Problem to solve: An exact reproduction of the entries is needed. Keep all pictures out of it.

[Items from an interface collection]
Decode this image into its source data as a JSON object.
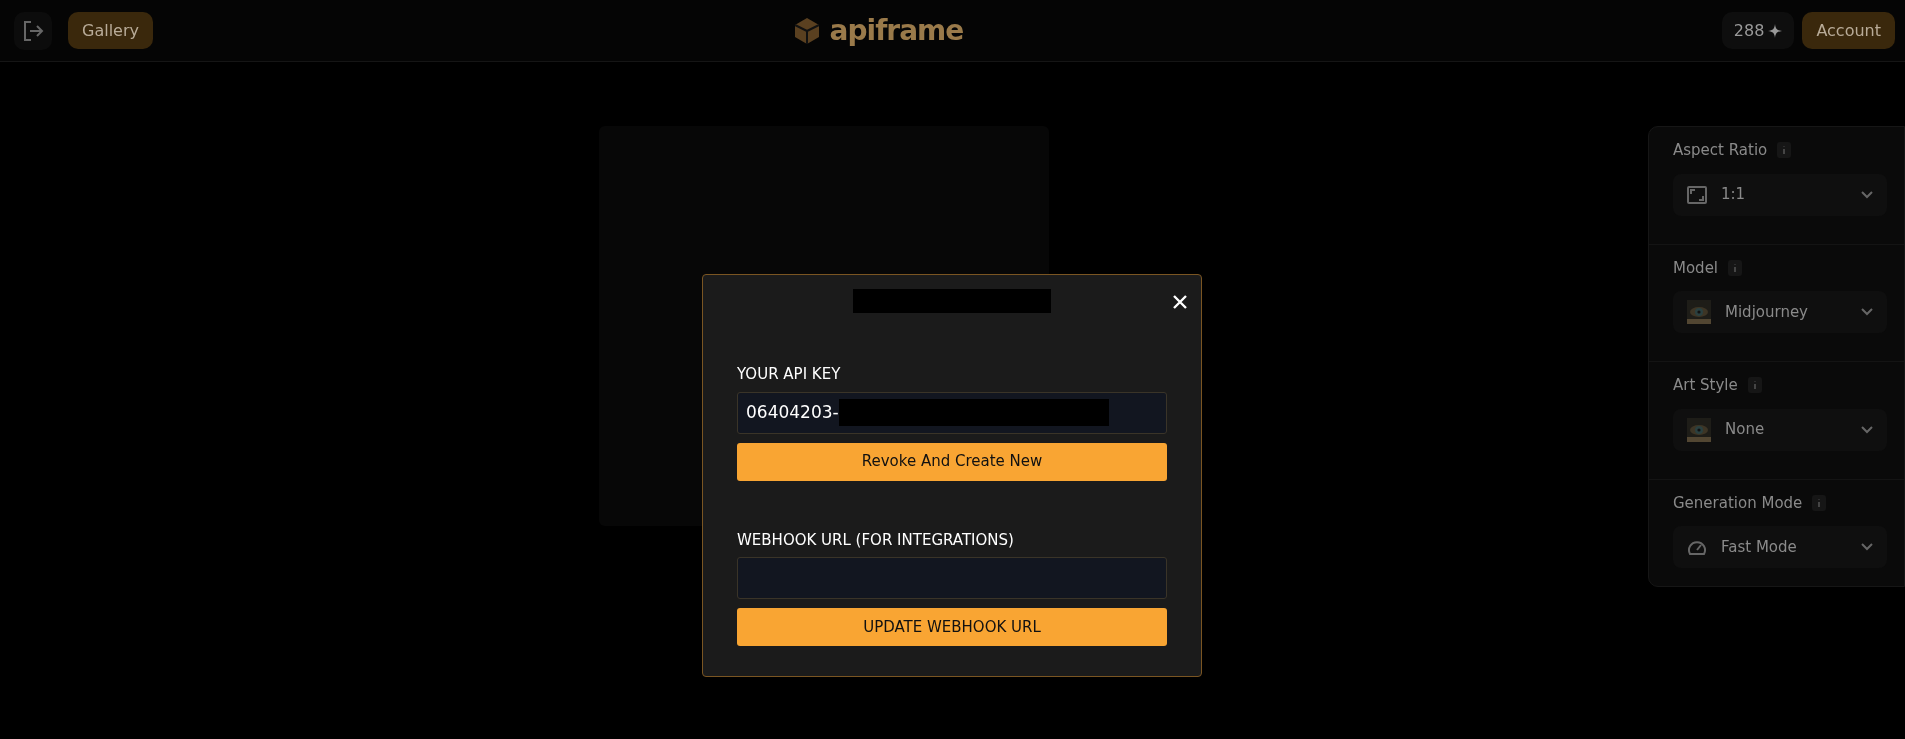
{
  "header": {
    "gallery_button": "Gallery",
    "logo": "apiframe",
    "credits": "288",
    "account_button": "Account"
  },
  "settings": [
    {
      "label": "Aspect Ratio",
      "value": "1:1",
      "kind": "aspect"
    },
    {
      "label": "Model",
      "value": "Midjourney",
      "kind": "picture"
    },
    {
      "label": "Art Style",
      "value": "None",
      "kind": "picture"
    },
    {
      "label": "Generation Mode",
      "value": "Fast Mode",
      "kind": "gauge"
    }
  ],
  "modal": {
    "api_key_label": "YOUR API KEY",
    "api_key_value": "06404203-",
    "revoke_button": "Revoke And Create New",
    "webhook_label": "WEBHOOK URL (FOR INTEGRATIONS)",
    "update_button": "UPDATE WEBHOOK URL"
  }
}
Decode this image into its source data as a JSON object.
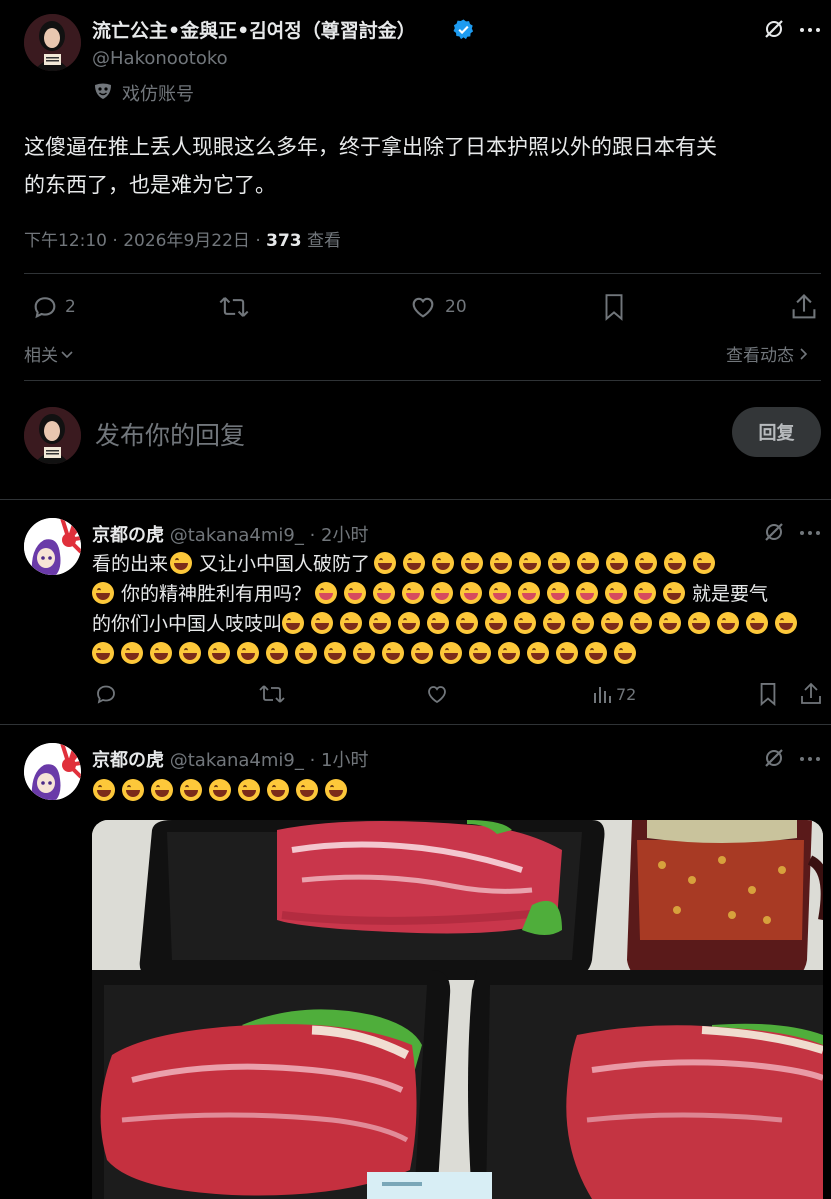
{
  "main_post": {
    "display_name": "流亡公主•金與正•김여정（尊習討金）",
    "handle": "@Hakonootoko",
    "label": "戏仿账号",
    "text_line1": "这傻逼在推上丢人现眼这么多年，终于拿出除了日本护照以外的跟日本有关",
    "text_line2": "的东西了，也是难为它了。",
    "time": "下午12:10 · 2026年9月22日 · ",
    "views": "373",
    "views_label": " 查看",
    "replies": "2",
    "likes": "20",
    "related_label": "相关",
    "activity_label": "查看动态"
  },
  "composer": {
    "placeholder": "发布你的回复",
    "reply_button": "回复"
  },
  "replies": [
    {
      "display_name": "京都の虎",
      "handle": "@takana4mi9_",
      "time": "· 2小时",
      "text_a": "看的出来",
      "text_b": "又让小中国人破防了",
      "text_c": "你的精神胜利有用吗？",
      "text_d": "就是要气",
      "text_e": "的你们小中国人吱吱叫",
      "views": "72"
    },
    {
      "display_name": "京都の虎",
      "handle": "@takana4mi9_",
      "time": "· 1小时"
    }
  ],
  "colors": {
    "verified": "#1d9bf0",
    "accent_text": "#e7e9ea",
    "muted": "#71767b",
    "divider": "#2f3336"
  }
}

Answer for the task:
Decode this image into its source data as a JSON object.
{
  "header": {
    "gallery_button": "Gallery",
    "logo": "apiframe",
    "credits": "288",
    "account_button": "Account"
  },
  "settings": [
    {
      "label": "Aspect Ratio",
      "value": "1:1",
      "kind": "aspect"
    },
    {
      "label": "Model",
      "value": "Midjourney",
      "kind": "picture"
    },
    {
      "label": "Art Style",
      "value": "None",
      "kind": "picture"
    },
    {
      "label": "Generation Mode",
      "value": "Fast Mode",
      "kind": "gauge"
    }
  ],
  "modal": {
    "api_key_label": "YOUR API KEY",
    "api_key_value": "06404203-",
    "revoke_button": "Revoke And Create New",
    "webhook_label": "WEBHOOK URL (FOR INTEGRATIONS)",
    "update_button": "UPDATE WEBHOOK URL"
  }
}
Decode this image into its source data as a JSON object.
{
  "main_post": {
    "display_name": "流亡公主•金與正•김여정（尊習討金）",
    "handle": "@Hakonootoko",
    "label": "戏仿账号",
    "text_line1": "这傻逼在推上丢人现眼这么多年，终于拿出除了日本护照以外的跟日本有关",
    "text_line2": "的东西了，也是难为它了。",
    "time": "下午12:10 · 2026年9月22日 · ",
    "views": "373",
    "views_label": " 查看",
    "replies": "2",
    "likes": "20",
    "related_label": "相关",
    "activity_label": "查看动态"
  },
  "composer": {
    "placeholder": "发布你的回复",
    "reply_button": "回复"
  },
  "replies": [
    {
      "display_name": "京都の虎",
      "handle": "@takana4mi9_",
      "time": "· 2小时",
      "text_a": "看的出来",
      "text_b": "又让小中国人破防了",
      "text_c": "你的精神胜利有用吗？",
      "text_d": "就是要气",
      "text_e": "的你们小中国人吱吱叫",
      "views": "72"
    },
    {
      "display_name": "京都の虎",
      "handle": "@takana4mi9_",
      "time": "· 1小时"
    }
  ],
  "colors": {
    "verified": "#1d9bf0",
    "accent_text": "#e7e9ea",
    "muted": "#71767b",
    "divider": "#2f3336"
  }
}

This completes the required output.